It’s a lively Solar System indeed. In yet another confirmation of the value of amateur astronomy, Australia’s Anthony Wesley tipped off scientists on July 19 that a new object had struck Jupiter and observatories around the world zeroed in on the event. It comes exactly fifteen years after the ‘string of pearls’ comet Shoemaker-Levy 9 struck the giant planet. Infrared images show a likely impact point near the south polar region, visible in the image below.
Image: A large impact shown on the bottom left on Jupiter’s south polar region captured on July 20, 2009, by NASA’s Infrared Telescope Facility in Mauna Kea, Hawaii. Image credit: NASA/JPL/Infrared Telescope Facility.
Unlike Shoemaker-Levy 9, this event may have been caused by a single object. UC Berkeley and SETI Institute astronomer Franck Marchis explains:

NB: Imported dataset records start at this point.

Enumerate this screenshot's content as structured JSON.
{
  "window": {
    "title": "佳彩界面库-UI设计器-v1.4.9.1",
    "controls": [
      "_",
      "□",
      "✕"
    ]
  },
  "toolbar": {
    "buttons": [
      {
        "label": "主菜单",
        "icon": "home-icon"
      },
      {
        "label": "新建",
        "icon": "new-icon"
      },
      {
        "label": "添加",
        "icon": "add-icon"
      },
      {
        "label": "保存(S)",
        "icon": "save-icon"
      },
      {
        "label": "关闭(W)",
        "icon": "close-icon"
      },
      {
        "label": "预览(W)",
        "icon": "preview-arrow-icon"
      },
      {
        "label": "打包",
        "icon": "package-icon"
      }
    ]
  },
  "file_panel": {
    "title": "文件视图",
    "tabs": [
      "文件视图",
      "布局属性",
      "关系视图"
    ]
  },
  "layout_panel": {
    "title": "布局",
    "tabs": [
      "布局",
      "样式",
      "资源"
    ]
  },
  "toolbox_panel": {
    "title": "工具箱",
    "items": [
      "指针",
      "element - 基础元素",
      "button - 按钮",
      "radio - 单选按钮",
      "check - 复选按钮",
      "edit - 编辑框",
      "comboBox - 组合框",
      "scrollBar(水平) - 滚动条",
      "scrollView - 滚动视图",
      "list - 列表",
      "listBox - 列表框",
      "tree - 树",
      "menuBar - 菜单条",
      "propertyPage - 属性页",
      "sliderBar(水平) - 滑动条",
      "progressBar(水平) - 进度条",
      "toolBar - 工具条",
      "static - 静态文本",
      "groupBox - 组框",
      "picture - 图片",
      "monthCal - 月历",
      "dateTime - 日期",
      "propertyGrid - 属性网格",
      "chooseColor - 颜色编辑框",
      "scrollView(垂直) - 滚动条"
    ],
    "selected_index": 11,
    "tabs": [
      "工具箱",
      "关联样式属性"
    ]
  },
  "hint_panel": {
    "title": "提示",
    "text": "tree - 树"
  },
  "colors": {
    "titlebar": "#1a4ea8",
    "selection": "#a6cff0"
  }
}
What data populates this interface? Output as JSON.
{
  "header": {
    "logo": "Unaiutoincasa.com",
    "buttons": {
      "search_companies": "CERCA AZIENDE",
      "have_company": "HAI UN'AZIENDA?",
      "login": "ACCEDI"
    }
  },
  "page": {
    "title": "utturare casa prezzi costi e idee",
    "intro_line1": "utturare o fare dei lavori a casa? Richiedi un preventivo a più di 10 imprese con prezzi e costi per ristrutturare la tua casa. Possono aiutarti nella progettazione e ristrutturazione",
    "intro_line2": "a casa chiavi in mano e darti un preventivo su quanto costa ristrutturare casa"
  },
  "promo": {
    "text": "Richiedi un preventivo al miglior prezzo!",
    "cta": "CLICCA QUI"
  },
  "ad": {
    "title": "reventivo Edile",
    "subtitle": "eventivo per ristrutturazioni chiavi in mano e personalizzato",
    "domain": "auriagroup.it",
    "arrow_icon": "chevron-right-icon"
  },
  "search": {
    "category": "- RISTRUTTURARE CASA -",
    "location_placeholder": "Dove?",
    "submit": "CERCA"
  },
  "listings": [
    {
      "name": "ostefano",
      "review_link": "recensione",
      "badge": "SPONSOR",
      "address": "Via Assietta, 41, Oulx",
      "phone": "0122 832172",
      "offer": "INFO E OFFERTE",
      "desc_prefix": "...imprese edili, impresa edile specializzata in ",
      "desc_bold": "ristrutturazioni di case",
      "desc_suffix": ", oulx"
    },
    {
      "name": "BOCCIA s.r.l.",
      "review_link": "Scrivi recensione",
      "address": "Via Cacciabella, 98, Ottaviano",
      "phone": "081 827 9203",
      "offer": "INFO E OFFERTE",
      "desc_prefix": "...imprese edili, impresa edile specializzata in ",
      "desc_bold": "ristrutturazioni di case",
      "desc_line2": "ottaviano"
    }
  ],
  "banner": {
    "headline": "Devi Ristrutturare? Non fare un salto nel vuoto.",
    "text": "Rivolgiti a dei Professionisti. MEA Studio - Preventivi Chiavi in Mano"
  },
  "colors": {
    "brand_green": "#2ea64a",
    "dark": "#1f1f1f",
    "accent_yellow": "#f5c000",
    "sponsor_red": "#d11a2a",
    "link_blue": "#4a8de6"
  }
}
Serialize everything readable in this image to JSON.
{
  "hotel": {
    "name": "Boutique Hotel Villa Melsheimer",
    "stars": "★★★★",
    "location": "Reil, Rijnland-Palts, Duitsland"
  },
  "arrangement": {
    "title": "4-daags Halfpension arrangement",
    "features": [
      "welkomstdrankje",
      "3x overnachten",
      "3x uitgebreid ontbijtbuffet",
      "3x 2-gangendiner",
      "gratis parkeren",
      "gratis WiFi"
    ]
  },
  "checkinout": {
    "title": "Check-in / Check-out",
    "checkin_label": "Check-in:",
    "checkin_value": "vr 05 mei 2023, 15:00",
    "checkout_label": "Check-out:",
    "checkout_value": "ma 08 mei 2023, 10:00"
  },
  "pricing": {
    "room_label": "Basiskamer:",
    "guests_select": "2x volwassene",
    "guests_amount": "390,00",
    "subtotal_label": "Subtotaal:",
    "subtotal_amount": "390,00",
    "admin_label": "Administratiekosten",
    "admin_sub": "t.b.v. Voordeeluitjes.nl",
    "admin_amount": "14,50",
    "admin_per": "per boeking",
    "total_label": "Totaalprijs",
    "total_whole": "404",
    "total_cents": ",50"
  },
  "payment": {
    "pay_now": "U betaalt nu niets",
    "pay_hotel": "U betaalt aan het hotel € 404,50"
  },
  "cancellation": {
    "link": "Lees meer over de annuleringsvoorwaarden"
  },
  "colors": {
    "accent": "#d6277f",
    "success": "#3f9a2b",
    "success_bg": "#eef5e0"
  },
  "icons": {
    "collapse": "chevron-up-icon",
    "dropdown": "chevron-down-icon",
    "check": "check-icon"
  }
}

“The analysis of the shape and brightness of the feature will help in determining the energy and the origin of the impactor. We don’t see other bright features along the same latitude, so this was most likely the result of a single asteroid, not a chain of fragments like for SL9.”
It’s entertaining to note that UC Berkeley astronomer Paul Kalas, in Greece at the time, decided to use scheduled observing time on the Keck II telescope in Hawaii to investigate the Jupiter strike because he read about it on Marchis’ blog. So we have the astronomy world lit up by an Australian amateur making a find that’s quickly disseminated through various channels including weblogs, triggering quick and intense observing sessions with instruments worldwide. Hubble’s Wide Field Camera 3 will soon be on the case as well with visible and ultraviolet observations.
A planetary scar the size of the Pacific Ocean gets the attention, and should remind us, as did Shoemaker-Levy 9, that although the days of the Late Heavy Bombardment are long gone, there are objects wandering around the system that could end our civilization. The need for a mission to a near-Earth object to learn more about these impactors should be apparent, and it’s a technology driver for later deep space missions as well.